-- Excerpted records follows --
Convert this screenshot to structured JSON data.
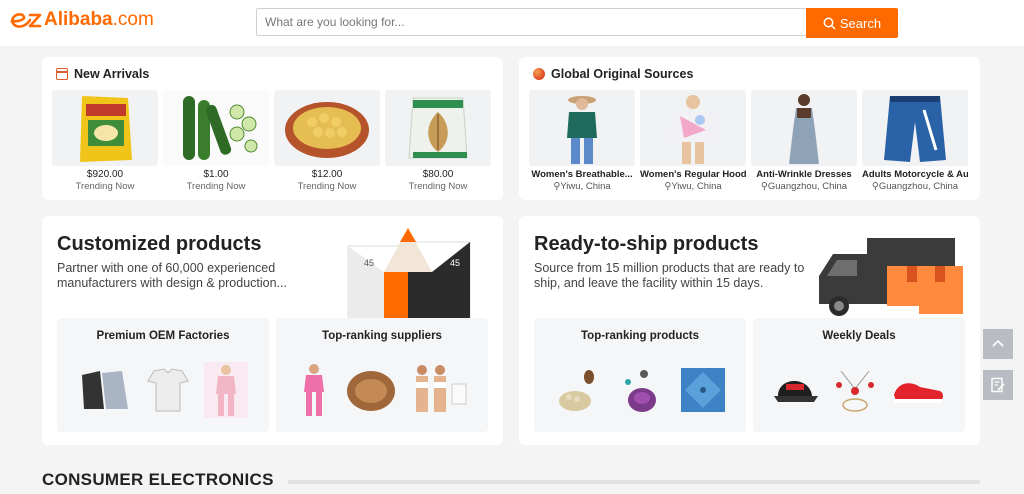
{
  "brand": {
    "mark": "e",
    "name": "Alibaba",
    "suffix": ".com",
    "color": "#ff6a00"
  },
  "search": {
    "placeholder": "What are you looking for...",
    "button_label": "Search",
    "icon": "search-icon"
  },
  "new_arrivals": {
    "title": "New Arrivals",
    "icon": "calendar-icon",
    "items": [
      {
        "price": "$920.00",
        "sub": "Trending Now"
      },
      {
        "price": "$1.00",
        "sub": "Trending Now"
      },
      {
        "price": "$12.00",
        "sub": "Trending Now"
      },
      {
        "price": "$80.00",
        "sub": "Trending Now"
      }
    ]
  },
  "global_sources": {
    "title": "Global Original Sources",
    "icon": "globe-icon",
    "items": [
      {
        "name": "Women's Breathable...",
        "location": "Yiwu, China"
      },
      {
        "name": "Women's Regular Hoodies",
        "location": "Yiwu, China"
      },
      {
        "name": "Anti-Wrinkle Dresses",
        "location": "Guangzhou, China"
      },
      {
        "name": "Adults Motorcycle & Auto...",
        "location": "Guangzhou, China"
      }
    ]
  },
  "customized": {
    "title": "Customized products",
    "description": "Partner with one of 60,000 experienced manufacturers with design & production...",
    "badges": [
      "45",
      "45"
    ],
    "subcards": [
      {
        "title": "Premium OEM Factories"
      },
      {
        "title": "Top-ranking suppliers"
      }
    ]
  },
  "ready": {
    "title": "Ready-to-ship products",
    "description": "Source from 15 million products that are ready to ship, and leave the facility within 15 days.",
    "subcards": [
      {
        "title": "Top-ranking products"
      },
      {
        "title": "Weekly Deals"
      }
    ]
  },
  "section": {
    "title": "CONSUMER ELECTRONICS"
  },
  "side_buttons": [
    "back-to-top-icon",
    "feedback-icon"
  ]
}
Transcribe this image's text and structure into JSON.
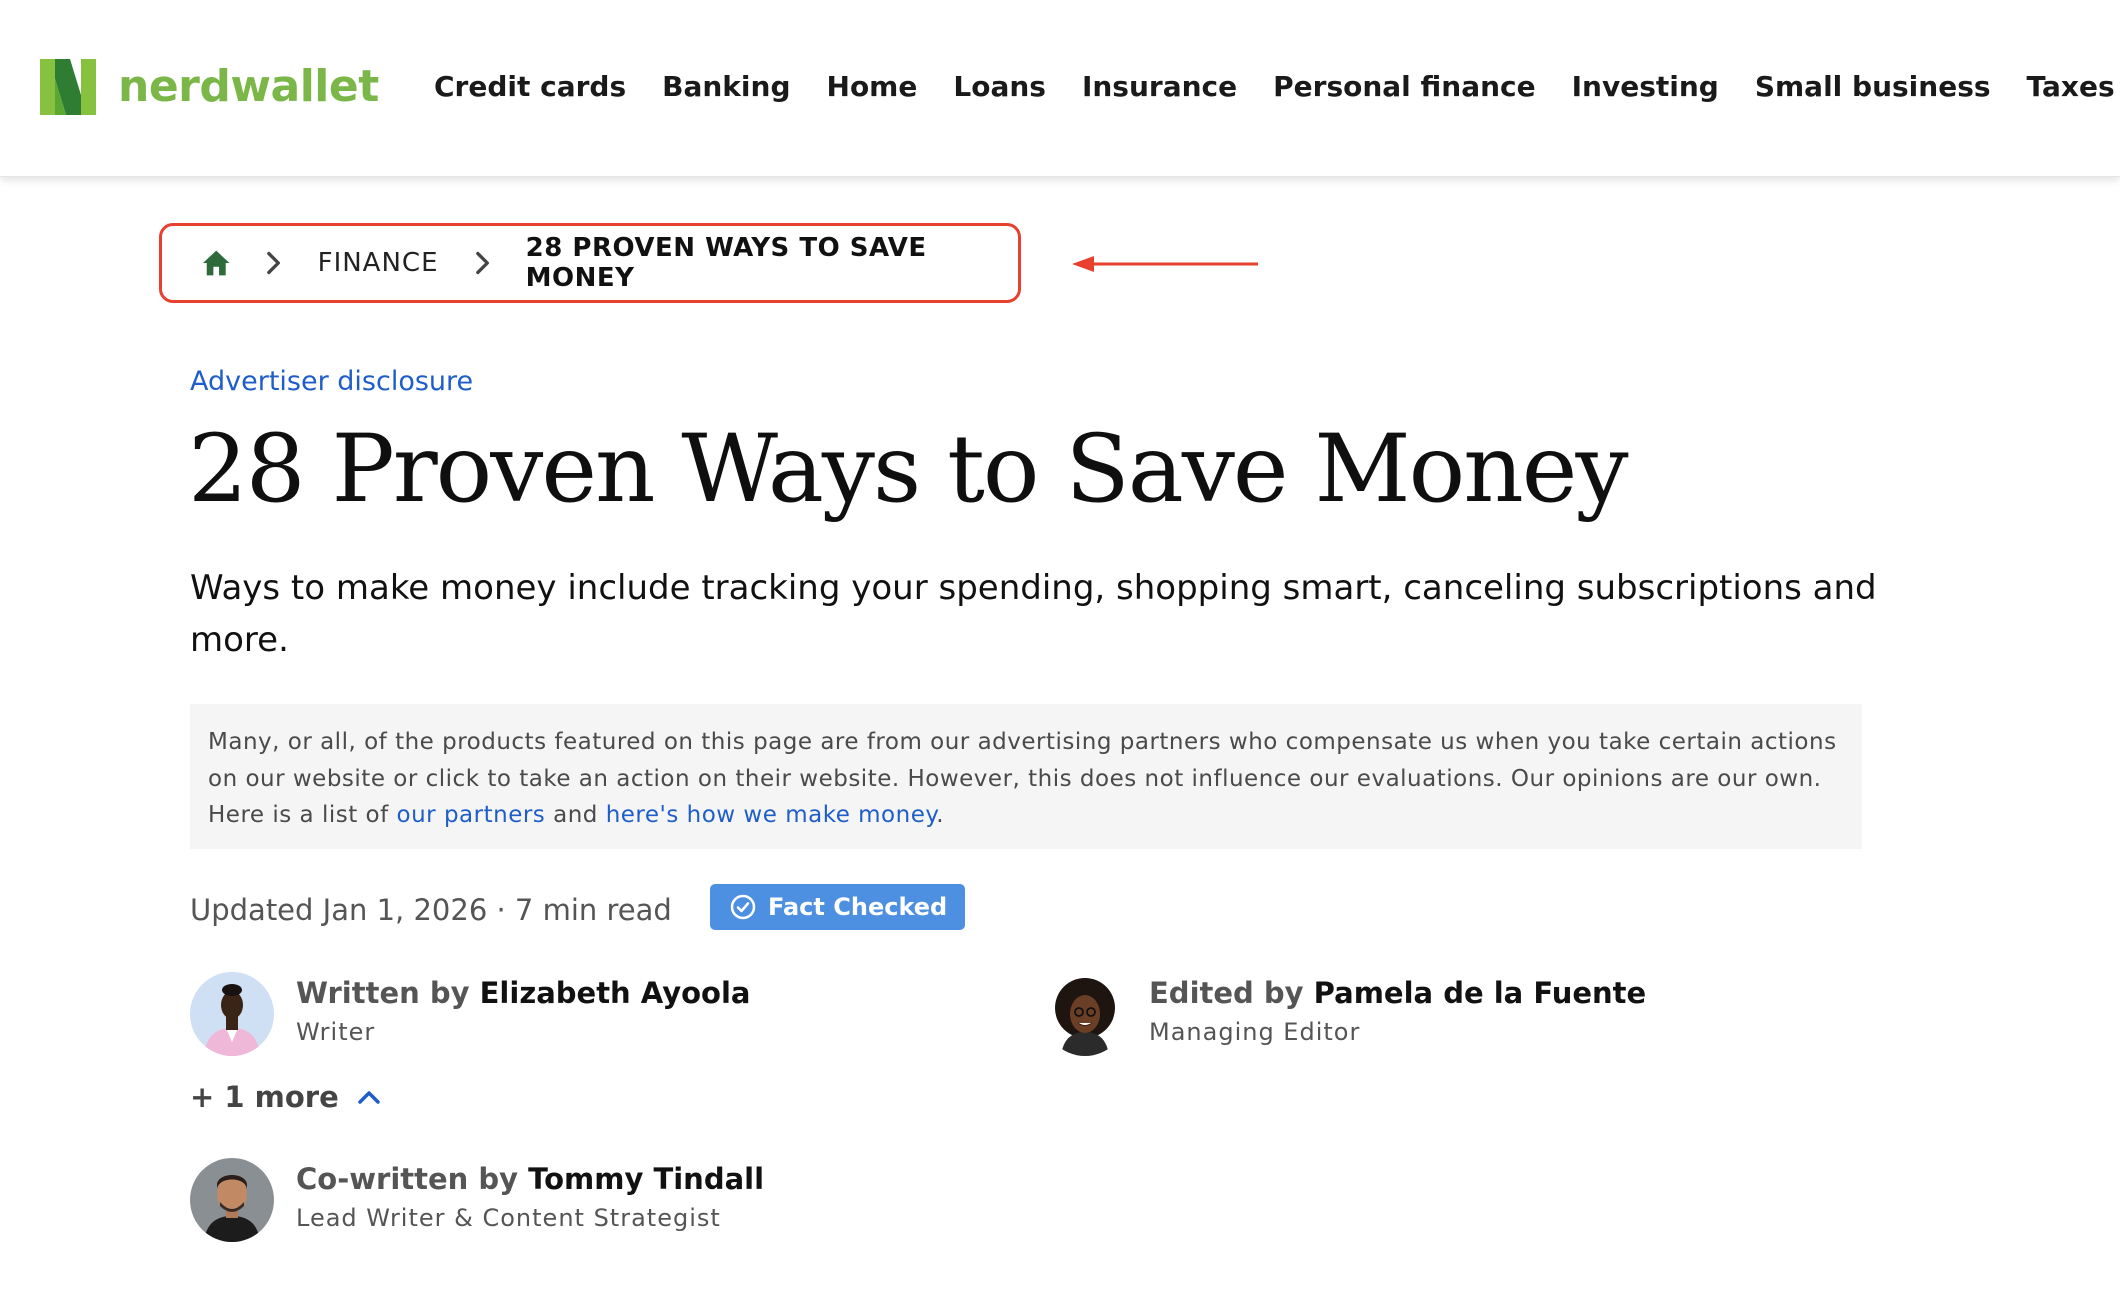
{
  "brand": {
    "name": "nerdwallet",
    "colors": {
      "logo_green": "#7ab648",
      "logo_dark": "#2e7d32",
      "link_blue": "#1f5ec9",
      "badge_blue": "#4d8fe0",
      "annotation_red": "#e8402f"
    }
  },
  "nav": {
    "items": [
      {
        "label": "Credit cards"
      },
      {
        "label": "Banking"
      },
      {
        "label": "Home"
      },
      {
        "label": "Loans"
      },
      {
        "label": "Insurance"
      },
      {
        "label": "Personal finance"
      },
      {
        "label": "Investing"
      },
      {
        "label": "Small business"
      },
      {
        "label": "Taxes"
      }
    ]
  },
  "breadcrumb": {
    "home_icon": "home-icon",
    "separator_icon": "chevron-right-icon",
    "section": "FINANCE",
    "current": "28 PROVEN WAYS TO SAVE MONEY"
  },
  "article": {
    "disclosure_link": "Advertiser disclosure",
    "title": "28 Proven Ways to Save Money",
    "subtitle": "Ways to make money include tracking your spending, shopping smart, canceling subscriptions and more.",
    "disclaimer": {
      "text": "Many, or all, of the products featured on this page are from our advertising partners who compensate us when you take certain actions on our website or click to take an action on their website. However, this does not influence our evaluations. Our opinions are our own. Here is a list of ",
      "partners_link": "our partners",
      "and_text": " and ",
      "money_link": "here's how we make money",
      "end": "."
    },
    "meta": "Updated Jan 1, 2026 · 7 min read",
    "fact_badge": "Fact Checked",
    "fact_icon": "check-circle-icon"
  },
  "authors": {
    "writer": {
      "by": "Written by ",
      "name": "Elizabeth Ayoola",
      "role": "Writer"
    },
    "editor": {
      "by": "Edited by ",
      "name": "Pamela de la Fuente",
      "role": "Managing Editor"
    },
    "more_toggle": "+ 1 more",
    "cowriter": {
      "by": "Co-written by ",
      "name": "Tommy Tindall",
      "role": "Lead Writer & Content Strategist"
    }
  }
}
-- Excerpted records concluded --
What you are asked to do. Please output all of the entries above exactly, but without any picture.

Exercise answer.
Convert this screenshot to structured JSON data.
{
  "brand": {
    "mark": "e",
    "name": "Alibaba",
    "suffix": ".com",
    "color": "#ff6a00"
  },
  "search": {
    "placeholder": "What are you looking for...",
    "button_label": "Search",
    "icon": "search-icon"
  },
  "new_arrivals": {
    "title": "New Arrivals",
    "icon": "calendar-icon",
    "items": [
      {
        "price": "$920.00",
        "sub": "Trending Now"
      },
      {
        "price": "$1.00",
        "sub": "Trending Now"
      },
      {
        "price": "$12.00",
        "sub": "Trending Now"
      },
      {
        "price": "$80.00",
        "sub": "Trending Now"
      }
    ]
  },
  "global_sources": {
    "title": "Global Original Sources",
    "icon": "globe-icon",
    "items": [
      {
        "name": "Women's Breathable...",
        "location": "Yiwu, China"
      },
      {
        "name": "Women's Regular Hoodies",
        "location": "Yiwu, China"
      },
      {
        "name": "Anti-Wrinkle Dresses",
        "location": "Guangzhou, China"
      },
      {
        "name": "Adults Motorcycle & Auto...",
        "location": "Guangzhou, China"
      }
    ]
  },
  "customized": {
    "title": "Customized products",
    "description": "Partner with one of 60,000 experienced manufacturers with design & production...",
    "badges": [
      "45",
      "45"
    ],
    "subcards": [
      {
        "title": "Premium OEM Factories"
      },
      {
        "title": "Top-ranking suppliers"
      }
    ]
  },
  "ready": {
    "title": "Ready-to-ship products",
    "description": "Source from 15 million products that are ready to ship, and leave the facility within 15 days.",
    "subcards": [
      {
        "title": "Top-ranking products"
      },
      {
        "title": "Weekly Deals"
      }
    ]
  },
  "section": {
    "title": "CONSUMER ELECTRONICS"
  },
  "side_buttons": [
    "back-to-top-icon",
    "feedback-icon"
  ]
}
Transcribe this image's text and structure into JSON.
{
  "brand": {
    "name": "nerdwallet",
    "colors": {
      "logo_green": "#7ab648",
      "logo_dark": "#2e7d32",
      "link_blue": "#1f5ec9",
      "badge_blue": "#4d8fe0",
      "annotation_red": "#e8402f"
    }
  },
  "nav": {
    "items": [
      {
        "label": "Credit cards"
      },
      {
        "label": "Banking"
      },
      {
        "label": "Home"
      },
      {
        "label": "Loans"
      },
      {
        "label": "Insurance"
      },
      {
        "label": "Personal finance"
      },
      {
        "label": "Investing"
      },
      {
        "label": "Small business"
      },
      {
        "label": "Taxes"
      }
    ]
  },
  "breadcrumb": {
    "home_icon": "home-icon",
    "separator_icon": "chevron-right-icon",
    "section": "FINANCE",
    "current": "28 PROVEN WAYS TO SAVE MONEY"
  },
  "article": {
    "disclosure_link": "Advertiser disclosure",
    "title": "28 Proven Ways to Save Money",
    "subtitle": "Ways to make money include tracking your spending, shopping smart, canceling subscriptions and more.",
    "disclaimer": {
      "text": "Many, or all, of the products featured on this page are from our advertising partners who compensate us when you take certain actions on our website or click to take an action on their website. However, this does not influence our evaluations. Our opinions are our own. Here is a list of ",
      "partners_link": "our partners",
      "and_text": " and ",
      "money_link": "here's how we make money",
      "end": "."
    },
    "meta": "Updated Jan 1, 2026 · 7 min read",
    "fact_badge": "Fact Checked",
    "fact_icon": "check-circle-icon"
  },
  "authors": {
    "writer": {
      "by": "Written by ",
      "name": "Elizabeth Ayoola",
      "role": "Writer"
    },
    "editor": {
      "by": "Edited by ",
      "name": "Pamela de la Fuente",
      "role": "Managing Editor"
    },
    "more_toggle": "+ 1 more",
    "cowriter": {
      "by": "Co-written by ",
      "name": "Tommy Tindall",
      "role": "Lead Writer & Content Strategist"
    }
  }
}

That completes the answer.